MATERIAL PROVIDED: Begin
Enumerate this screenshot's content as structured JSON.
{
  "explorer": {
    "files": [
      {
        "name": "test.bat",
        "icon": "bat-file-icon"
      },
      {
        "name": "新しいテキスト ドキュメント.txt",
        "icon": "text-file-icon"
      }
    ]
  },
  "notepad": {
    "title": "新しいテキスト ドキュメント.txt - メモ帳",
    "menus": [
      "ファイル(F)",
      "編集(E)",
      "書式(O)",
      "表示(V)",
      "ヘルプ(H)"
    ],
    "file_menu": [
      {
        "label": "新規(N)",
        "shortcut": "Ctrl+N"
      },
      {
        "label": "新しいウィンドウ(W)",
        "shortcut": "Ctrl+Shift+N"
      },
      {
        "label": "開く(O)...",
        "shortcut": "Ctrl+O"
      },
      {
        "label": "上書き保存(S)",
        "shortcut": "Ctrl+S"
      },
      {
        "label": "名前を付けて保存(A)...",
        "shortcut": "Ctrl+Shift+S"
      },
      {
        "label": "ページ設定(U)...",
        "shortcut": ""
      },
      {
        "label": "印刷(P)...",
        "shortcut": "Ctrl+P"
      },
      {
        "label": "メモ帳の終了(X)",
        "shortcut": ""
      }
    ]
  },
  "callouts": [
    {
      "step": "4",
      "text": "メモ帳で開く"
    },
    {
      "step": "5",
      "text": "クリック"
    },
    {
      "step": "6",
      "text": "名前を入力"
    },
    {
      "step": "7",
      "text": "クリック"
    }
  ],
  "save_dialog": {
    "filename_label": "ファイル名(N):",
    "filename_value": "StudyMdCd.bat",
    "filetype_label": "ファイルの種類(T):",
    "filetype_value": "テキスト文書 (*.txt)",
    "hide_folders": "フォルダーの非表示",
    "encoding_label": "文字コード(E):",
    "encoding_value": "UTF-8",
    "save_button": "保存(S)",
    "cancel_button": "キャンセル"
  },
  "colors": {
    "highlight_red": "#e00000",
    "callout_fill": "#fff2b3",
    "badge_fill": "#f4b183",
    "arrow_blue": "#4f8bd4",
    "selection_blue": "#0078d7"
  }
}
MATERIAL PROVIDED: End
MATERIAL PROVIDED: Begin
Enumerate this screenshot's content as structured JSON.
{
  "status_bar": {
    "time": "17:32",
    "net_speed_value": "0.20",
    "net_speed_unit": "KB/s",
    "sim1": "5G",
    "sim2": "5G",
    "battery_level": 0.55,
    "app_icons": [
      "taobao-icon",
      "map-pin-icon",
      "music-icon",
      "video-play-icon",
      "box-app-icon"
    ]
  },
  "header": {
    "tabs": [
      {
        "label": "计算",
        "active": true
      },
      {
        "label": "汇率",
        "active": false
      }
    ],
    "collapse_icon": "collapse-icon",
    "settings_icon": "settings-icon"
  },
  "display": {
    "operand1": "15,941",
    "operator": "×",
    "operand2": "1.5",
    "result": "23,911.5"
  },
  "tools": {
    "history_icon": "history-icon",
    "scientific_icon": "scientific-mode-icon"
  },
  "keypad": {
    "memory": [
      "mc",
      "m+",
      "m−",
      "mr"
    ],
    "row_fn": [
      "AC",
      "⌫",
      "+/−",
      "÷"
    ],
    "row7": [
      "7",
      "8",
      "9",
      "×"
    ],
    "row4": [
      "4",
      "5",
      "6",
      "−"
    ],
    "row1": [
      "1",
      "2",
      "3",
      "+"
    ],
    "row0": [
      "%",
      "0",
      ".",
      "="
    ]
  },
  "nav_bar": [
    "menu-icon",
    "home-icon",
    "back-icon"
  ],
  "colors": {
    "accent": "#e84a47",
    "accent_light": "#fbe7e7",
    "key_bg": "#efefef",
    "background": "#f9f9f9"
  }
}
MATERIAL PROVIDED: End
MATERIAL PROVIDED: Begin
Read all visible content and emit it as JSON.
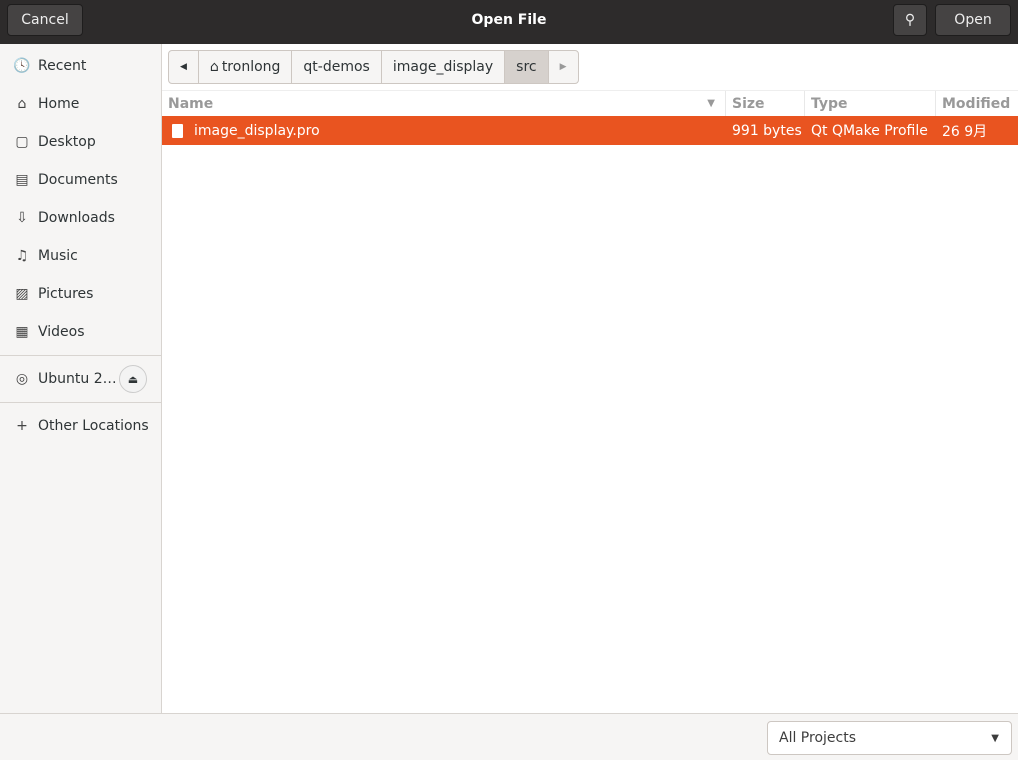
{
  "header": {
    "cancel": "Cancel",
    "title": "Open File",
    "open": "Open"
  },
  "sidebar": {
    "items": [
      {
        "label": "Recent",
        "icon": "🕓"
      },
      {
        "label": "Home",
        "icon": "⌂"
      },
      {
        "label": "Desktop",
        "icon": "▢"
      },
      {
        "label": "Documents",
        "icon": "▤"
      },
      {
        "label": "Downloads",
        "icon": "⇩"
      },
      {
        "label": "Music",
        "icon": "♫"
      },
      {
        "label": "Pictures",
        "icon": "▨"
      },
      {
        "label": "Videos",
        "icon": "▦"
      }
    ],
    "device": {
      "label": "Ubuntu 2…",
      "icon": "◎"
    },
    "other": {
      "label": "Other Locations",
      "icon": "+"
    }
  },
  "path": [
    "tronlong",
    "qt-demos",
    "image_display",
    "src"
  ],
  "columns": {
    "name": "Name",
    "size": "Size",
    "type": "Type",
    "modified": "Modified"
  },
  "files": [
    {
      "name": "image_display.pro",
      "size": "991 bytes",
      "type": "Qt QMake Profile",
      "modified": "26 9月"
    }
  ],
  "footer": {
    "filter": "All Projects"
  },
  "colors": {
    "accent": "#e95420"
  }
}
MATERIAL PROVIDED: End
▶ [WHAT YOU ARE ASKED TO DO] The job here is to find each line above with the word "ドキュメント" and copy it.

▶ [ANSWER BELOW]
        "name": "新しいテキスト ドキュメント.txt",
    "title": "新しいテキスト ドキュメント.txt - メモ帳",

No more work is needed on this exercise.